Demonstrations across the country have grown increasingly violent, with some protesters burning down banks and gas stations. In a statement published Monday, Iran's elite Revolutionary Guard warned that it was ready to take "decisive and revolutionary action against any continued moves to disturb the people's peace and security" as reports emerged of deadly clashes between rioters and security forces.

New restrictions on internet access may put further pressure on Jahromi, however, as he attempts to rebrand his country's relationship with digital media, which has been censored in Iran. The 37-year-old is the youngest member of Iranian President Hassan Rouhani's administration and is the first Iranian minister to be born after the 1979 Islamic Revolution that ousted a West-backed monarchy. He had served as an intelligence officer before getting involved in telecommunications and ultimately ascended to the helm of his ministry following Rouhani's 2017 re-election.

Since then, he has repeatedly pledged to ease internet restrictions in Iran, telling Foreign Policy as recently as last month that "I'm active on Twitter to state that I don't believe in putting limitations on social media." He has portrayed himself and Rouhani as those who are pushing to implement reforms in the face of hard-liner pressure, while at the same time he has sought to avoid either a reformist or conservative political label.

Post-revolutionary Iran has been deeply skeptical of Western influence and has instituted partial bans on popular websites and applications such as Twitter, Facebook and Youtube, although millions of people have continued to access them. On an international scale, Iran's troubled history with the West has translated to decades of mutual hostility with the United States briefly put aside to strike a 2015 nuclear deal until President Donald Trump's administration unilaterally left the agreement last year, stoking new tensions as Washington imposed new sanctions on Tehran.

Fellow signatories China, the European Union, France, Germany, Russia and the United Kingdom continue to support the agreement, but Iran has gradually reduced its commitments as Western powers failed to normalize trade ties, leaving the Iranian economy embattled and regional tensions high.
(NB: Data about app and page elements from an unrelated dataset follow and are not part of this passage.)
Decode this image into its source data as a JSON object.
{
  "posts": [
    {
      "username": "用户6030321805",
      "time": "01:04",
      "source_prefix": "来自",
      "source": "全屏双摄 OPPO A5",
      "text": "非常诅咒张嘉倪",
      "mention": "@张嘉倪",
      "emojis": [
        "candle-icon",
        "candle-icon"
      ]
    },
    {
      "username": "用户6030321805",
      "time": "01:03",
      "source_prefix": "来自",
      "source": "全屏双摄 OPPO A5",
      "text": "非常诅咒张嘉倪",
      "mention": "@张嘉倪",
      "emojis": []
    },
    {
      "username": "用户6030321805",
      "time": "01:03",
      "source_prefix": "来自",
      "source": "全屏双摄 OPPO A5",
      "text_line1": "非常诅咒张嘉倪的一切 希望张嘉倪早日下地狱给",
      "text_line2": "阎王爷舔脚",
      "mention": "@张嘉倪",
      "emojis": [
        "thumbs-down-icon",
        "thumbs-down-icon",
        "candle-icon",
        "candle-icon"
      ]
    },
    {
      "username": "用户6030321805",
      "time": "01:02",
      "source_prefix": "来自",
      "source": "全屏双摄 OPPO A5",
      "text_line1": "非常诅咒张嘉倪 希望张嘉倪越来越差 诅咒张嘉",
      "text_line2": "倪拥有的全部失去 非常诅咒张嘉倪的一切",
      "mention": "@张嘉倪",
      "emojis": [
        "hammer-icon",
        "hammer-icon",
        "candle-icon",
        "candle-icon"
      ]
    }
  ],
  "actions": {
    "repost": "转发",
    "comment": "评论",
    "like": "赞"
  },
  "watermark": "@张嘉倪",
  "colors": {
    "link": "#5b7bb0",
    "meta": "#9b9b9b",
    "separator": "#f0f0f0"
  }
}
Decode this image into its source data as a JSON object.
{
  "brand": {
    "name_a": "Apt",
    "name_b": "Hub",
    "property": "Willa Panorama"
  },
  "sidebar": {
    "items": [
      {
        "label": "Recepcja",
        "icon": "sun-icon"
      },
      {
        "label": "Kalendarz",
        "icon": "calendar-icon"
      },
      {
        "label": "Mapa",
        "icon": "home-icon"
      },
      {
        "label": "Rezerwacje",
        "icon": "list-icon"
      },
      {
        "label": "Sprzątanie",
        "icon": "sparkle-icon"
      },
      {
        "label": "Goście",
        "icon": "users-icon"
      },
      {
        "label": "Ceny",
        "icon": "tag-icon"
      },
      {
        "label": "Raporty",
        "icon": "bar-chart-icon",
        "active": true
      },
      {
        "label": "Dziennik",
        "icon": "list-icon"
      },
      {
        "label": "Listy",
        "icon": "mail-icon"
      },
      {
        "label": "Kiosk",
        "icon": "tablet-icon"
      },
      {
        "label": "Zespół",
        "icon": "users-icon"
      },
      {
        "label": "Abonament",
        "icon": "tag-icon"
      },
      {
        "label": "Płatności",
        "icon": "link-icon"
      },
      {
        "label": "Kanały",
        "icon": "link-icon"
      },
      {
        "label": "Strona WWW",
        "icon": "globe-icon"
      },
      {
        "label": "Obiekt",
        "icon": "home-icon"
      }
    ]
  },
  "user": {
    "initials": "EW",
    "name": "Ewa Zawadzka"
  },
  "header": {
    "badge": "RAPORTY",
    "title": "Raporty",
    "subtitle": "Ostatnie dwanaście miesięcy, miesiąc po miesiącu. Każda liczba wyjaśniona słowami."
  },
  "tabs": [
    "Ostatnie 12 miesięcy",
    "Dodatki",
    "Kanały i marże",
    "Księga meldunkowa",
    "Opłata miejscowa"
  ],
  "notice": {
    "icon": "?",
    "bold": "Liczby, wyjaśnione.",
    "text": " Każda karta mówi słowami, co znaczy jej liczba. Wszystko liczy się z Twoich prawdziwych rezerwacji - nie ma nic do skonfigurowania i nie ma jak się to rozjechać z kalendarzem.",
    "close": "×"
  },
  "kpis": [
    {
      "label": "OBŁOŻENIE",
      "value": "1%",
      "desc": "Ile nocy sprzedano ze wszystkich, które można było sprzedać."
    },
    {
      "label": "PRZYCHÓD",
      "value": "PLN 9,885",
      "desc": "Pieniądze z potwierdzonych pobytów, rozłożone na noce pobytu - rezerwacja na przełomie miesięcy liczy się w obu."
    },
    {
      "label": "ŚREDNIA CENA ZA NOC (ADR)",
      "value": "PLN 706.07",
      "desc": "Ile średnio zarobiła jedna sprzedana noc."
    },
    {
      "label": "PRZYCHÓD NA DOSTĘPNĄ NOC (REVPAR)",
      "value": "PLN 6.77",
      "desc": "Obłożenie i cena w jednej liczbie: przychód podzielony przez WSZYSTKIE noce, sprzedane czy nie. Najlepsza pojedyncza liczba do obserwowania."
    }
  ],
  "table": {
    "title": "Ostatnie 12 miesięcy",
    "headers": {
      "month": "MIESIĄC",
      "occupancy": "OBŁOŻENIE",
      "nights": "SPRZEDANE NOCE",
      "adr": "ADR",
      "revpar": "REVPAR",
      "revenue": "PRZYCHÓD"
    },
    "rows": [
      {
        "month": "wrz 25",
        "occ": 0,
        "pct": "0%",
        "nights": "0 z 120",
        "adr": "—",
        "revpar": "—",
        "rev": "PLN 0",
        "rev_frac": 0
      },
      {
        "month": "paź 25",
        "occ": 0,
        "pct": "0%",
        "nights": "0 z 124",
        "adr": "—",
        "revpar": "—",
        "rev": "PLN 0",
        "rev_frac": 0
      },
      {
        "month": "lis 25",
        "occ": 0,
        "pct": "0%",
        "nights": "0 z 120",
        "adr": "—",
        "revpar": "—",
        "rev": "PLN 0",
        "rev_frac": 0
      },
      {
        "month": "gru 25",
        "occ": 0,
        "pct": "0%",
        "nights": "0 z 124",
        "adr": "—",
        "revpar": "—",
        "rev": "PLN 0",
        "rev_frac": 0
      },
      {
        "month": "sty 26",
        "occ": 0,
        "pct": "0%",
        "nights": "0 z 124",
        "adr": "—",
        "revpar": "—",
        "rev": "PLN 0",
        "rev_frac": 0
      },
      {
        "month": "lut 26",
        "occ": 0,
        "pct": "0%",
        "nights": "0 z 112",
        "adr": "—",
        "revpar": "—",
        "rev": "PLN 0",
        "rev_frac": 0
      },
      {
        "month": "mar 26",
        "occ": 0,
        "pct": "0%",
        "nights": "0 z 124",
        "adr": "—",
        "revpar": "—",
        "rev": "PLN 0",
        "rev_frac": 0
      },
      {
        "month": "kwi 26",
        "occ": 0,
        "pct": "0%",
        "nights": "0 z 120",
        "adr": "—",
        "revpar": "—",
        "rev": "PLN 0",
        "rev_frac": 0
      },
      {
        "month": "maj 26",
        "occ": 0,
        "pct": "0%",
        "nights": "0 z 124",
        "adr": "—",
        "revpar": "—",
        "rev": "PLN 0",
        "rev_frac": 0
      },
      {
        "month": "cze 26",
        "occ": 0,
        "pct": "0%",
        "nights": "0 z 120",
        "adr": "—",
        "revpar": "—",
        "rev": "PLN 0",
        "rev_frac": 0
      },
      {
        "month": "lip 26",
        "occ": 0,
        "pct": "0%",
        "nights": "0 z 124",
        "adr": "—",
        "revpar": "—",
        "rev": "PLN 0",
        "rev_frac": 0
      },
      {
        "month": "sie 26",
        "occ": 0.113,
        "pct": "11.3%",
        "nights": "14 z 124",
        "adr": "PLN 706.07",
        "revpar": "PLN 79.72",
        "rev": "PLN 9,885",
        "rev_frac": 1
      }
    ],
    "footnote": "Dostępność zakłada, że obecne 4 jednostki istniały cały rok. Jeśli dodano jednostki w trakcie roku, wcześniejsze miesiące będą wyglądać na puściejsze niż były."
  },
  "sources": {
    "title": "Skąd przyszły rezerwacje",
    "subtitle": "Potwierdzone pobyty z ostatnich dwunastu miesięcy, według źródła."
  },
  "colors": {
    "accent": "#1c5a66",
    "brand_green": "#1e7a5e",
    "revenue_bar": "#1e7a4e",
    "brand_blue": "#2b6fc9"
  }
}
Rouhani has struggled to come through with promised reforms in the absence of access to the global market, leading to increased unrest among a population further suffering from U.S. sanctions. While the International Monetary Fund endorsed Iran's plan last year to implement a "gradual reduction of general fuel subsidies" in favor of providing better welfare, the sudden shift in policy appeared to catch many Iranians off guard.

iran gas station fire protests
A picture taken on November 17 shows a scorched gas station that was set ablaze by protesters during a demonstration against a rise in gasoline prices in Eslamshahr, near the Iranian capital of Tehran. Iranian President Hassan Rouhani defended his decision to cut fuel subsidies amid the unrest, arguing that it would help to finance social welfare spending. AFP/Getty Images

The Trump administration has attempted to link the domestic discontent in Iran with U.S. geopolitical goals. In a statement published Saturday, Secretary of State Mike Pompeo expressed support for the protests, as he has done during previous demonstrations in Iran.

"After 40 years of tyranny, the proud Iranian people are not staying silent about their government's abuses. We will not stay silent either," Pompeo said on Twitter. "I have a message for the people of Iran: The United States hears you. The United States supports you. The United States is with you."

In response, Iranian Foreign Ministry spokesperson Abbas Mousavi said Sunday that "the dignified people of Iran are well aware that such hypocritical and spurious comments do not embody any sincere and compassionate sympathy, and that the chaotic and destructive actions advocated by their likes are in no way synonymous with the wisdom and understanding of the Iranian people."

"It is interesting to express sympathy for the people who have been under the pressure of economic terrorism of the United States, and it has been made clear from the same person's words that the Iranian people should be starved into surrendering," he added, referring to last year's remarks in which Pompeo said Iranian officials must negotiate a new deal with the U.S. "if they want their people to eat."